(Website and app data records)
= = =

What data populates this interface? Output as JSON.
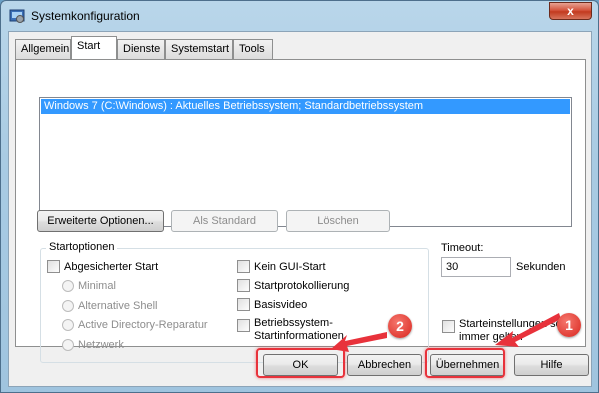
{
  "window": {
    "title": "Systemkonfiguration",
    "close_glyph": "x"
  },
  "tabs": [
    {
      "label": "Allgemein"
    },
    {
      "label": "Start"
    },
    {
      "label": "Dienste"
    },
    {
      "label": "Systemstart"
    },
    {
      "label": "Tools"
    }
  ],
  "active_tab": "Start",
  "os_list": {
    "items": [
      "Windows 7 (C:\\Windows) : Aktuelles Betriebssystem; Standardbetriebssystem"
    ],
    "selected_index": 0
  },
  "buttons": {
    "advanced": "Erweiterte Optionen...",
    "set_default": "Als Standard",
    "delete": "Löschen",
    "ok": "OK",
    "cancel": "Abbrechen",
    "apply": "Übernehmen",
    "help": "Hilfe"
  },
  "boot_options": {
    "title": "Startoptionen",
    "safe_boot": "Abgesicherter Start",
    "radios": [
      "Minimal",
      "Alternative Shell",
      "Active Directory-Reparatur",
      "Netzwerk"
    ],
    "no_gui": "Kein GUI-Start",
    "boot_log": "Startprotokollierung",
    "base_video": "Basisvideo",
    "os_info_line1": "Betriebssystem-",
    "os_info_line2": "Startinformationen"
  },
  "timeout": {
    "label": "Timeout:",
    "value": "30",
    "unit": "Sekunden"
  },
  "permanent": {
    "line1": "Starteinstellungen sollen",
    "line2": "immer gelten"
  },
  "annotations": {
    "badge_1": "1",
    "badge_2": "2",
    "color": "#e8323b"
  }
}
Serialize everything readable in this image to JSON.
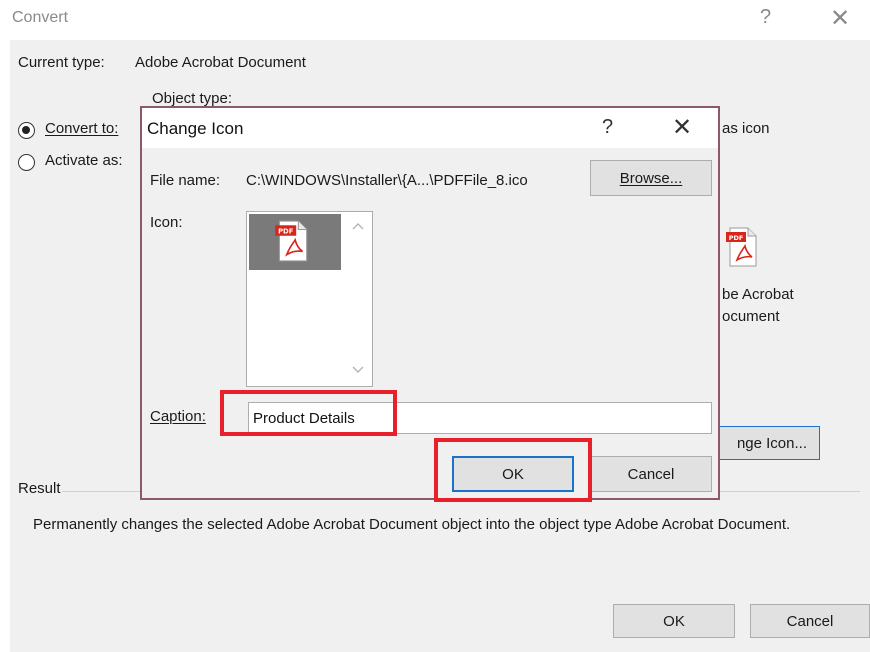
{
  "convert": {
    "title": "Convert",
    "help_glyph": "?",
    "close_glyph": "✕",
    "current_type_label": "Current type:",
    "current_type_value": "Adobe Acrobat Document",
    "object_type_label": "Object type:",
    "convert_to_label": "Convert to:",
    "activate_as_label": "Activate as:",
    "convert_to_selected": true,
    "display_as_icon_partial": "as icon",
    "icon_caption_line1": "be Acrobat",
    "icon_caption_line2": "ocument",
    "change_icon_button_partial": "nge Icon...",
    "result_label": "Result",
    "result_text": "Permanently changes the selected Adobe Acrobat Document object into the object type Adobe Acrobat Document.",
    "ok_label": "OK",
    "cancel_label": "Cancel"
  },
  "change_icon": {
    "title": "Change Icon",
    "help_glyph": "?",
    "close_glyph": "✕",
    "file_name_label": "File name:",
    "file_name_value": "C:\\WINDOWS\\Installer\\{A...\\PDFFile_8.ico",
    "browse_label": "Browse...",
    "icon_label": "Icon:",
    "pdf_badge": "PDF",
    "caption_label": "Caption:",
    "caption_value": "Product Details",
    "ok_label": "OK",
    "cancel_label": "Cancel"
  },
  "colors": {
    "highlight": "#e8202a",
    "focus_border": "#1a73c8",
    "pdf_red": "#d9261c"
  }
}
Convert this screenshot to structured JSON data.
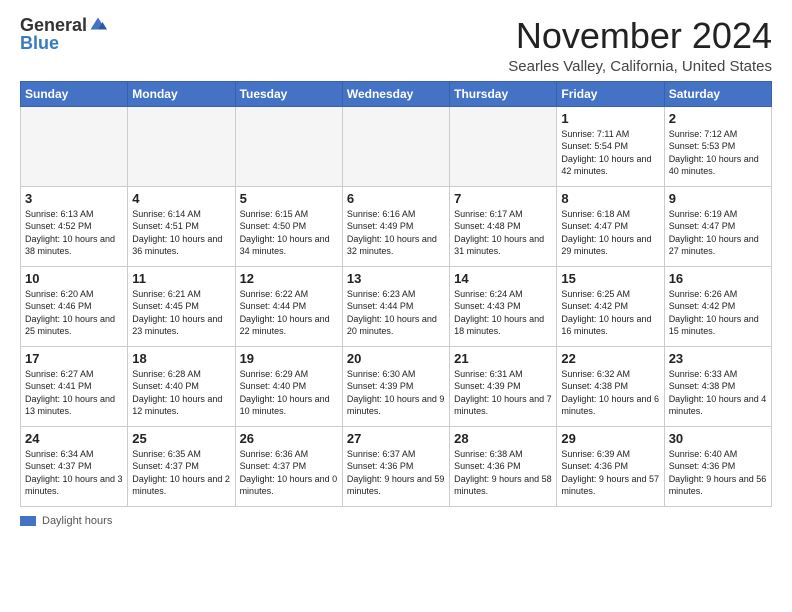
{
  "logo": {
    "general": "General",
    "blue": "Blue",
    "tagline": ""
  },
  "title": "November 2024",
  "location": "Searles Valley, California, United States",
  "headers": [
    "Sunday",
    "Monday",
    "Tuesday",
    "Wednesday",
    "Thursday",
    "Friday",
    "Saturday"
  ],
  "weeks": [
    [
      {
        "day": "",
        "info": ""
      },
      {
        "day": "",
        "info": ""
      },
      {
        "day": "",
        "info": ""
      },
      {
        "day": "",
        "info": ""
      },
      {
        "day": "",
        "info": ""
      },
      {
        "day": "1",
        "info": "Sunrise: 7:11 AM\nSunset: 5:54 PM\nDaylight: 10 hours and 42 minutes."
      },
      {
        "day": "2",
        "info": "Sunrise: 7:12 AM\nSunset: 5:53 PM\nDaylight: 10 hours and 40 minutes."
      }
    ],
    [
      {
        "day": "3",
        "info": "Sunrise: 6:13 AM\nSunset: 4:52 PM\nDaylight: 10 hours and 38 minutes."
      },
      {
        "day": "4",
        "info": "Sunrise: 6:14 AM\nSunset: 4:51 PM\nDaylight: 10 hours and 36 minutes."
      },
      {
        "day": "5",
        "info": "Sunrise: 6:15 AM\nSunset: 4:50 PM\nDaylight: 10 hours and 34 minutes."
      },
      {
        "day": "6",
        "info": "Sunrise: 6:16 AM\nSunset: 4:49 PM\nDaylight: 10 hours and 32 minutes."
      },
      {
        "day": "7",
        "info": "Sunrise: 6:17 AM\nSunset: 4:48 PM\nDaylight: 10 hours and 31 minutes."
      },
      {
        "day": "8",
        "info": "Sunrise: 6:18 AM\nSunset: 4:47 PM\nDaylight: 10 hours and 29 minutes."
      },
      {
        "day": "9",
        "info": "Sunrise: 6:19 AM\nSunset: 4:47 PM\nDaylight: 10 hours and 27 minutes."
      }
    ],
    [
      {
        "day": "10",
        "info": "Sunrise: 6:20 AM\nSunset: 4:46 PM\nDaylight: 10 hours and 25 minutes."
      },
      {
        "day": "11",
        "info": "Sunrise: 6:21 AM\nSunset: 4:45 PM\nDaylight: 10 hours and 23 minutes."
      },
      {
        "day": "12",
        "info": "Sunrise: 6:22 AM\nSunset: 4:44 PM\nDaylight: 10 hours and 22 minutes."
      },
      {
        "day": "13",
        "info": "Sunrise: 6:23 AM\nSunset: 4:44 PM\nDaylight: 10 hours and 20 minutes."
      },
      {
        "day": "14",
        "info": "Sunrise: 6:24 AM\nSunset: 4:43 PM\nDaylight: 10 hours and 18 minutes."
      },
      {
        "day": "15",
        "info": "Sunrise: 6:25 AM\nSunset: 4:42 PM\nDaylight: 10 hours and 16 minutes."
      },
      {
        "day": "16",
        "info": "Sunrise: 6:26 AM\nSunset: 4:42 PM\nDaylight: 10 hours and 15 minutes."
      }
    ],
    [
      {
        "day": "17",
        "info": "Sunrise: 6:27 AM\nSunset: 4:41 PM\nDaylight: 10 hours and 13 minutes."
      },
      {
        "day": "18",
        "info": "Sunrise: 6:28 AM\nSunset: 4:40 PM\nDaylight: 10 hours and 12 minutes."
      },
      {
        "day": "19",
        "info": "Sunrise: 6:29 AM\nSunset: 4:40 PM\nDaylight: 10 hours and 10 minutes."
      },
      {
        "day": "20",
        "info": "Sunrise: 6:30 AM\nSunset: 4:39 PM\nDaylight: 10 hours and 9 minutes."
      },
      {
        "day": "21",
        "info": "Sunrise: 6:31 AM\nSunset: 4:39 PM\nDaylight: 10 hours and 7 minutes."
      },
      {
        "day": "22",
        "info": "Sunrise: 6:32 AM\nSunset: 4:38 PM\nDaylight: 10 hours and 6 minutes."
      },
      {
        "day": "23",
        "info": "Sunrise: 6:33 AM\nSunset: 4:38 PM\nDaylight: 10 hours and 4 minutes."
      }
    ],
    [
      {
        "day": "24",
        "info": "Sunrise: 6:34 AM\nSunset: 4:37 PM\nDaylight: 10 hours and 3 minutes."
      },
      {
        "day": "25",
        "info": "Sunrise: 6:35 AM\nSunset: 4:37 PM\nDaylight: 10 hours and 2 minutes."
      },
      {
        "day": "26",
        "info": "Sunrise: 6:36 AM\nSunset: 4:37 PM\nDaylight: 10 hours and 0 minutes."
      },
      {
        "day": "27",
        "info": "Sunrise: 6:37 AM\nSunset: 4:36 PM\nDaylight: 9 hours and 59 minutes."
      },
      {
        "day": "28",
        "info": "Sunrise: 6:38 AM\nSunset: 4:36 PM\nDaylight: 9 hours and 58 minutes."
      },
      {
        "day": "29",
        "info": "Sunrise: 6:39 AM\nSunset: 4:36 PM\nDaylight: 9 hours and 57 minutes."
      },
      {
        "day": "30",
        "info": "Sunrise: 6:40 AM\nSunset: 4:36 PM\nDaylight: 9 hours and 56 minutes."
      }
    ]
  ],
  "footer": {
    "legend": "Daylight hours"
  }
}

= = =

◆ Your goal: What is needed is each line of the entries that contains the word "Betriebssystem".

◆ Exercise output:
      "Windows 7 (C:\\Windows) : Aktuelles Betriebssystem; Standardbetriebssystem"
    "os_info_line1": "Betriebssystem-",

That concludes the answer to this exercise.